For the uninitiated, Illinois-born Jason Ringenberg was the former lead singer of the excellent ’80s band Jason & the Scorchers. Basically, he’s from the same school as the Del-Lords, Beat Farmers, and Joe Ely. With this, his first solo LP in 15 years, Ringenberg offers some interesting moments.
Inspired by the California sequoias, Ringenberg did what Jack Kerouac once did: occupied a remote mountain cabin — in this case as part of the National Park Service’s Sequoia National Park Artist Residency — and wrote songs.
Stand Tall is 11 tracks of a mixed bag. The title track dips its toe into Webb Wilder/Georgia Satellites territory. Not exactly “Golden Ball & Chain” in energy. “John the Baptist Was a Real Humdinger” comes dangerously close to novelty a la Johnny Bond, but Ringenberg, always the pro, maintains his Americana quality.
Closer to vintage Jason & the Scorchers is “God Bless the Ramones,” but it lacks lift, and though it teeters in Junior Brown territory, Brown has far more bite and authority in his voice. The song starts with a kick but drops off quickly despite its good performance. On “Hobo Bill’s Last Ride,” however, Ringenberg sounds quite good in a sincere Jimmie Dale Gilmore mode.

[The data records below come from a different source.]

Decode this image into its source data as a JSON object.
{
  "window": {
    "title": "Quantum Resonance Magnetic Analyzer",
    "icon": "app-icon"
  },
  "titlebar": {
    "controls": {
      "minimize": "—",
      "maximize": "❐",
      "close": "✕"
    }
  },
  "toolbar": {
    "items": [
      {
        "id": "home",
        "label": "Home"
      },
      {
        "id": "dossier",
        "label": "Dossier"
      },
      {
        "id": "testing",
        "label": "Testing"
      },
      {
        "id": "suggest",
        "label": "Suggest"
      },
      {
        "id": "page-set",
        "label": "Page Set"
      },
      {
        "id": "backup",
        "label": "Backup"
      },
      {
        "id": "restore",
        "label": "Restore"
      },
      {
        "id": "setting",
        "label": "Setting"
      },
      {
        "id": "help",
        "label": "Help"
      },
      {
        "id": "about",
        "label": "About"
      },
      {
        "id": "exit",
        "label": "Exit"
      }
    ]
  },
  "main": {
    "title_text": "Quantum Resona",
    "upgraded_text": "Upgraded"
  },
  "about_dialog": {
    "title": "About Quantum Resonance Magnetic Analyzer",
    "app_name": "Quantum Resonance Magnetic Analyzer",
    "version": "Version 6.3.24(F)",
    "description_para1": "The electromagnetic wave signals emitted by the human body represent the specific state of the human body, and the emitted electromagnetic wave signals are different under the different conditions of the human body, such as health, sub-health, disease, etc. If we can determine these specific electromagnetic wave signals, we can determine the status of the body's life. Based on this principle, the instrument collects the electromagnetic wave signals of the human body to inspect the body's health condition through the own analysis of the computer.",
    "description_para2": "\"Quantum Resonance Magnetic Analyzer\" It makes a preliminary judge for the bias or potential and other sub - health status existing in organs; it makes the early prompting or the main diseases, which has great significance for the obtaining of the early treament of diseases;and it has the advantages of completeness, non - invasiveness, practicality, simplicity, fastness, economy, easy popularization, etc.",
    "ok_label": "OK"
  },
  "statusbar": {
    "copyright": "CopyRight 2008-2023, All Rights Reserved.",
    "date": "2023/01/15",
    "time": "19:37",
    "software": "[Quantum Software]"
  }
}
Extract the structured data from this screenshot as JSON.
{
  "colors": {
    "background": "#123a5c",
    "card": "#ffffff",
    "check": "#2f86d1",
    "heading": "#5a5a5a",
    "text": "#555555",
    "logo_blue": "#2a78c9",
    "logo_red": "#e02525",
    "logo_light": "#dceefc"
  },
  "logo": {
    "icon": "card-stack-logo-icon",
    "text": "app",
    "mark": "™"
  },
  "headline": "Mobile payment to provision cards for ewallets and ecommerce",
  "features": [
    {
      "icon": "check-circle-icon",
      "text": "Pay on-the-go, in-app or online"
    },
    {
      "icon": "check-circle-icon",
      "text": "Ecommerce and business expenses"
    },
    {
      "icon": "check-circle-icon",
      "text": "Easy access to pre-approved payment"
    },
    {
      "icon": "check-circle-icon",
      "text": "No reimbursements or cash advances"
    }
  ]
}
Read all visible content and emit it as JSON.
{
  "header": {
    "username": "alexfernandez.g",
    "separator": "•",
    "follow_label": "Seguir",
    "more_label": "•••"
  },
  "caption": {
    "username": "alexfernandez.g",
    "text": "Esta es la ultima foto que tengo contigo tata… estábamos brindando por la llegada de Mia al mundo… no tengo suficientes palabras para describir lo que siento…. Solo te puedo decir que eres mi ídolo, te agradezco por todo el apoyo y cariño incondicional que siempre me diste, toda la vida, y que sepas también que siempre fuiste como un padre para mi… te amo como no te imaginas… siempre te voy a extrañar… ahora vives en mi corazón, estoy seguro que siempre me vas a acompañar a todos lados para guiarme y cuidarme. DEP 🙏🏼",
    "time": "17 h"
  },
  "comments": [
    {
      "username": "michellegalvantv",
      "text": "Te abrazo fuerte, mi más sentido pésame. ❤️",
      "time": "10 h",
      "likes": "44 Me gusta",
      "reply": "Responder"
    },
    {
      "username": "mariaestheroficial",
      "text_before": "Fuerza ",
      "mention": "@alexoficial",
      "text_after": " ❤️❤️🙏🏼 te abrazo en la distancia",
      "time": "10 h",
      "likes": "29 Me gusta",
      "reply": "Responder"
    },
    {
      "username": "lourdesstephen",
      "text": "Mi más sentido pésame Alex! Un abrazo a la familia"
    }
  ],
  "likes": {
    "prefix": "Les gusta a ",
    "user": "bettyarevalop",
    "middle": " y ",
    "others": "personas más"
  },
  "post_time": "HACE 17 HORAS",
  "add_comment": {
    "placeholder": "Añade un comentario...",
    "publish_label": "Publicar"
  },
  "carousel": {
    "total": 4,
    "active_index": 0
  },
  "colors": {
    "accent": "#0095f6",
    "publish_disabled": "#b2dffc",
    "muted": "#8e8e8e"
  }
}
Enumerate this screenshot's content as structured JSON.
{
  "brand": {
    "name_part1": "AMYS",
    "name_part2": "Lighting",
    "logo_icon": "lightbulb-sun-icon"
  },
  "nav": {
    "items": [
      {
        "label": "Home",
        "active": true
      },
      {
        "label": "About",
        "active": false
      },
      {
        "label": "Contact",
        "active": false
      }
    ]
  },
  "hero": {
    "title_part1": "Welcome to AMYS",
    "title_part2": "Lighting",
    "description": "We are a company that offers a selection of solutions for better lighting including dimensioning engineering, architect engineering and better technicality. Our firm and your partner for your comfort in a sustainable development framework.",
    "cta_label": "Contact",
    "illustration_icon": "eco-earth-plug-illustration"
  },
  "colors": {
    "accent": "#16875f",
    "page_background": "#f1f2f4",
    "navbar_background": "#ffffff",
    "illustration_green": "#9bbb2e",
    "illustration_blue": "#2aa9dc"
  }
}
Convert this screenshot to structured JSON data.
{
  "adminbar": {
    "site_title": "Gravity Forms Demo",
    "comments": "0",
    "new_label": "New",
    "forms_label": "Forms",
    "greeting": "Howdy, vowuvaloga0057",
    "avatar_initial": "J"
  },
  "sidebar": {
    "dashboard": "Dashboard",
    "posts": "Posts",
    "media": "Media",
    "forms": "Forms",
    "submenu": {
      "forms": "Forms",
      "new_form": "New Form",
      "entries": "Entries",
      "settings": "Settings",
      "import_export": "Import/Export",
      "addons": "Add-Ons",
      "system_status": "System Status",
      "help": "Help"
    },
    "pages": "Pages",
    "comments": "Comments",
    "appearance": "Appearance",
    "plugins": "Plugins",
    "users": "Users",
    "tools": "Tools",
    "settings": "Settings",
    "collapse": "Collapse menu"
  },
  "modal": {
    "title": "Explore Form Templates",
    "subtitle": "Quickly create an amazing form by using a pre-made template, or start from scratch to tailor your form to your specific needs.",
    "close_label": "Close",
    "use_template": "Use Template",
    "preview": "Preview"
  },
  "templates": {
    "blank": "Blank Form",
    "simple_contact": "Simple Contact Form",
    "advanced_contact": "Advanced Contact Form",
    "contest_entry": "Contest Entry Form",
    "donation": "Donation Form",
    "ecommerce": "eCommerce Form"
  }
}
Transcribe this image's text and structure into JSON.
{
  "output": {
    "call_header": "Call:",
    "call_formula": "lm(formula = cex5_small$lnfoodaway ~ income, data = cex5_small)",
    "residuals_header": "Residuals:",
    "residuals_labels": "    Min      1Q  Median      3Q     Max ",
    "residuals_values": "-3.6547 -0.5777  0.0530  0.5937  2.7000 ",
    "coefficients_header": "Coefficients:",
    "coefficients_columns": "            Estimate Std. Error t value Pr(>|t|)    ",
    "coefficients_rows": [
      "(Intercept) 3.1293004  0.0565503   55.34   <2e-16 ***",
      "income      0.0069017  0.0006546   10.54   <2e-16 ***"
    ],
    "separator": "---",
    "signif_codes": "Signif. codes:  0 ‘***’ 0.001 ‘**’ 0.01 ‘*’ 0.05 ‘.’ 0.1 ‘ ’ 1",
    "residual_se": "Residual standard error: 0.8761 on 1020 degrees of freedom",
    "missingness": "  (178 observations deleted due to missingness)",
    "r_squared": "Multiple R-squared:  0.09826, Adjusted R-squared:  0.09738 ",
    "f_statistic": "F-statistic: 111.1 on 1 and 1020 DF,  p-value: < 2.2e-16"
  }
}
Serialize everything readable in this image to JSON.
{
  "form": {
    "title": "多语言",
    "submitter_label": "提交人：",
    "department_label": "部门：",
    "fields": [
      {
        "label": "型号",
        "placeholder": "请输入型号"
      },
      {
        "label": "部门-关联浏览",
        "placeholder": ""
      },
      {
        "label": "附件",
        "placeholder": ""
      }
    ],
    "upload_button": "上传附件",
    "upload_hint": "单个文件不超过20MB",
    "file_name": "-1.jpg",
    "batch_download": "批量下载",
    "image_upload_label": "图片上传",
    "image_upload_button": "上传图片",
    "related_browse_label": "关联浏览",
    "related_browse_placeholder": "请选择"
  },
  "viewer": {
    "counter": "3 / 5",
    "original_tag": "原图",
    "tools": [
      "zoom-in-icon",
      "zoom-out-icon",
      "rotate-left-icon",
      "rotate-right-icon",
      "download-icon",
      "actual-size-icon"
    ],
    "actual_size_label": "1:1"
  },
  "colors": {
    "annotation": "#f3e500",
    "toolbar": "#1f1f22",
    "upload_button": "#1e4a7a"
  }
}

A nice Pogues-influenced blend is “I’m Walking Home.” More of this and the LP would’ve been far more fascinating. Good playing continues, with fiddles, in Woody Guthrie-inflected “Here in the Sequoias” – which is admirable but doesn’t possess Guthrie’s cleverness with words. For the most part, Ringenberg’s voice doesn’t have the resonance and depth to carry off these songs. In the hands of Ramblin’ Jack Elliott, say, it might have all worked.
By track 9, “John Muir Stood Here,” the LP picks up, nice and lively in the old tradition Ringenberg is known for. Here, the production is questionable, but the guitars are crisp and invigorating. Ringenberg delivers again with “Many Happy Hangovers to You,” and the album’s conclusion is an inspired, cello-driven cover of Bob Dylan’s “Farewell, Angelina.” Ringenberg has always projected well on covers, and this one is well-recorded and performed. This is where he should be.
While not entirely a poor effort, Stand Tall is not quite the same octane of Jason & the Scorchers. And it doesn’t have the same punch as his earlier solo work: The beautiful and well-produced A Pocketful of Soul (2000) leaned heavily into Jimmie Dale Gilmore territory, and 2002’s All Over Creation, with its determination and invigorating moments like “Too High to See,” was a pleasure. With 2004’s Empire Builders, Ringenberg’s entertaining sense of upbeat corn-pone humor developed, with songs similar in relevancy to the clever country-rock of the late Roger Miller. But, despite the fine music, nothing like this is evident on Stand Tall. It’s an honest Americana performance, but not wholly an impressive one. It may take more than a few listens to appreciate.